February 2, 2016
1. Blast the overrepresented sequences
- Blast groups found mostly mitochondrial or ribosomal genes.
- Intestine blast group found an amino transferase gene that may be of interest later.
- Liver blast group found an anti-hemorage gene that may be of interest later.
2. Attempt to access the list of genes (SRP-0151827) mentioned in the Andrew et al. (2015) study
- We can blast our sequences against the Andrew et al. (2015) library.
- We have the potential to download the entire library with instructions on the website, but do not understand how to use the software/programs required to do so.
- We found a toolkit that allows us to download one sequence at a time.
- We can blast within a run.
3. Add numbers to label proteins of "unknown function" in our reads
- Dylan and Dustin made a file that removed duplicate names from our runs.
- Dr. Campbell and Dr. Heyer used their file and got gene mapping results!
4.Normalize relative abundance of transcripts
- We used DEseq to normalize data.
- Data can be normalized using a total read count (TC) normalization.
Moving forward, we need to assign gene ontology terms to all genes.
- Compare gene output for all of liver reads to all of intestine reads.
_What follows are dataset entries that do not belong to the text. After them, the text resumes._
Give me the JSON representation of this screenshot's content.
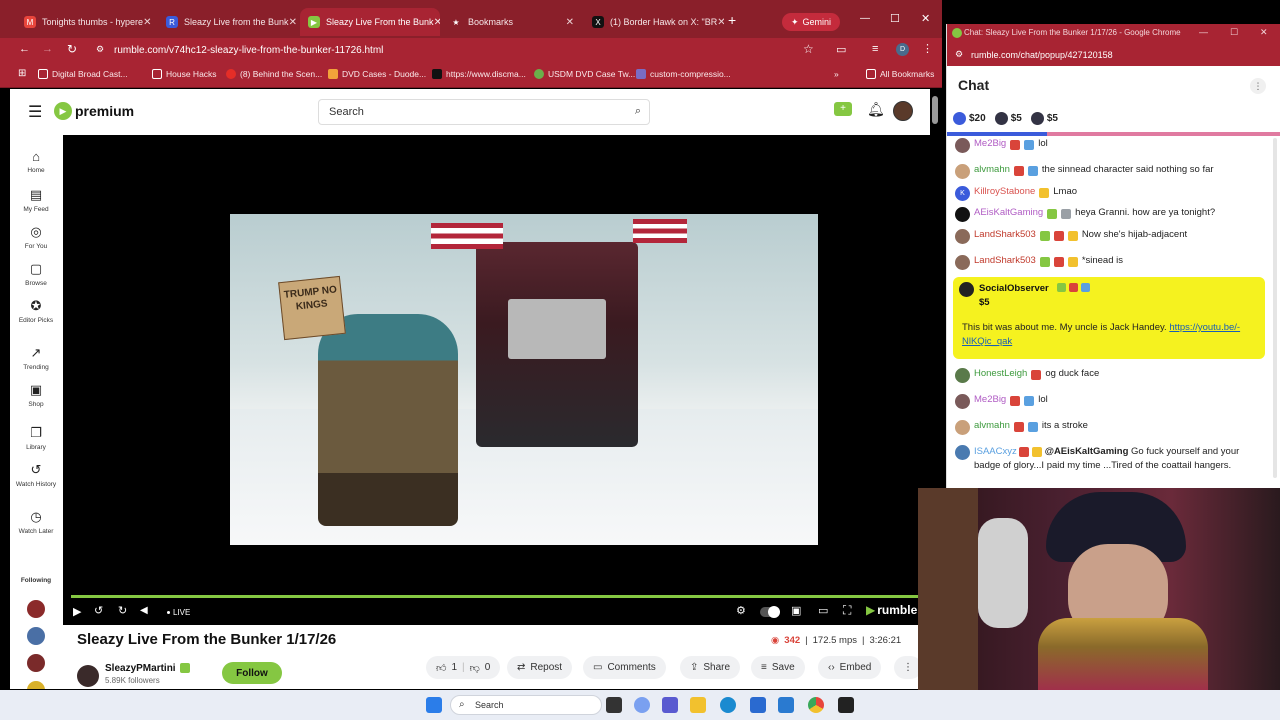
{
  "tabs": [
    {
      "label": "Tonights thumbs - hypere",
      "color": "#e8453c"
    },
    {
      "label": "Sleazy Live from the Bunk",
      "color": "#3b5bdb"
    },
    {
      "label": "Sleazy Live From the Bunk",
      "color": "#85c742"
    },
    {
      "label": "Bookmarks",
      "color": "#ffffff"
    },
    {
      "label": "(1) Border Hawk on X: \"BR",
      "color": "#111111"
    }
  ],
  "gemini_label": "Gemini",
  "address_url": "rumble.com/v74hc12-sleazy-live-from-the-bunker-11726.html",
  "bookmarks": [
    {
      "label": "Digital Broad Cast..."
    },
    {
      "label": "House Hacks"
    },
    {
      "label": "(8) Behind the Scen..."
    },
    {
      "label": "DVD Cases - Duode..."
    },
    {
      "label": "https://www.discma..."
    },
    {
      "label": "USDM DVD Case Tw..."
    },
    {
      "label": "custom-compressio..."
    }
  ],
  "bookmarks_more": "»",
  "all_bookmarks": "All Bookmarks",
  "header": {
    "logo": "premium",
    "search_placeholder": "Search"
  },
  "sidenav": [
    {
      "icon": "⌂",
      "label": "Home"
    },
    {
      "icon": "▤",
      "label": "My Feed"
    },
    {
      "icon": "◎",
      "label": "For You"
    },
    {
      "icon": "▢",
      "label": "Browse"
    },
    {
      "icon": "✪",
      "label": "Editor Picks"
    },
    {
      "icon": "↗",
      "label": "Trending"
    },
    {
      "icon": "▣",
      "label": "Shop"
    },
    {
      "icon": "❐",
      "label": "Library"
    },
    {
      "icon": "↺",
      "label": "Watch History"
    },
    {
      "icon": "◷",
      "label": "Watch Later"
    }
  ],
  "following_label": "Following",
  "video": {
    "sign_text": "TRUMP NO KINGS",
    "live_label": "LIVE",
    "brand": "rumble",
    "progress": 1.0
  },
  "meta": {
    "title": "Sleazy Live From the Bunker 1/17/26",
    "viewers": "342",
    "mps": "172.5 mps",
    "duration": "3:26:21",
    "channel": "SleazyPMartini",
    "followers": "5.89K followers",
    "follow_label": "Follow",
    "likes": "1",
    "dislikes": "0",
    "repost": "Repost",
    "comments": "Comments",
    "share": "Share",
    "save": "Save",
    "embed": "Embed"
  },
  "chat": {
    "window_title": "Chat: Sleazy Live From the Bunker 1/17/26 - Google Chrome",
    "url": "rumble.com/chat/popup/427120158",
    "heading": "Chat",
    "rants": [
      {
        "amount": "$20",
        "color": "#3b5bdb"
      },
      {
        "amount": "$5",
        "color": "#333344"
      },
      {
        "amount": "$5",
        "color": "#333344"
      }
    ],
    "messages": [
      {
        "user": "Me2Big",
        "text": "lol",
        "color": "#b05cc4"
      },
      {
        "user": "alvmahn",
        "text": "the sinnead character said nothing so far",
        "color": "#3d9a3d"
      },
      {
        "user": "KillroyStabone",
        "text": "Lmao",
        "color": "#d9534f"
      },
      {
        "user": "AEisKaltGaming",
        "text": "heya Granni. how are ya tonight?",
        "color": "#b05cc4"
      },
      {
        "user": "LandShark503",
        "text": "Now she's hijab-adjacent",
        "color": "#c0392b"
      },
      {
        "user": "LandShark503",
        "text": "*sinead is",
        "color": "#c0392b"
      }
    ],
    "highlight": {
      "user": "SocialObserver",
      "amount": "$5",
      "text": "This bit was about me. My uncle is Jack Handey.",
      "link": "https://youtu.be/-NlKQic_qak"
    },
    "messages2": [
      {
        "user": "HonestLeigh",
        "text": "og duck face",
        "color": "#3d9a3d"
      },
      {
        "user": "Me2Big",
        "text": "lol",
        "color": "#b05cc4"
      },
      {
        "user": "alvmahn",
        "text": "its a stroke",
        "color": "#3d9a3d"
      }
    ],
    "last": {
      "user": "ISAACxyz",
      "mention": "@AEisKaltGaming",
      "text": "Go fuck yourself and your badge of glory...I paid my time ...Tired of the coattail hangers."
    }
  },
  "taskbar": {
    "search": "Search"
  }
}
- Generate heat map (FIGURE OUT HOW TO ADD SCREENSHOT).
- Liver and intestine are expressing different genes.
- Fed-snakes are not clustered in the way we would expect.
- Cluster is based off of every gene.
- Dendrogram shows which samples are more similar to each other.
Moving forward, we need to figure out the codes that will allow us to cluster genes in the most logical way.'
- Intestines Group 3 is trying to write a code to cluster only intestines data for the 3 fed versus the 3 non-fed snakes.
- Andrew, Audra L., et al. “Rapid changes in gene expression direct rapid shifts in intestinal form and function in the Burmese python after feeding.” Physiol Genomics. 47 (2015): 147-157.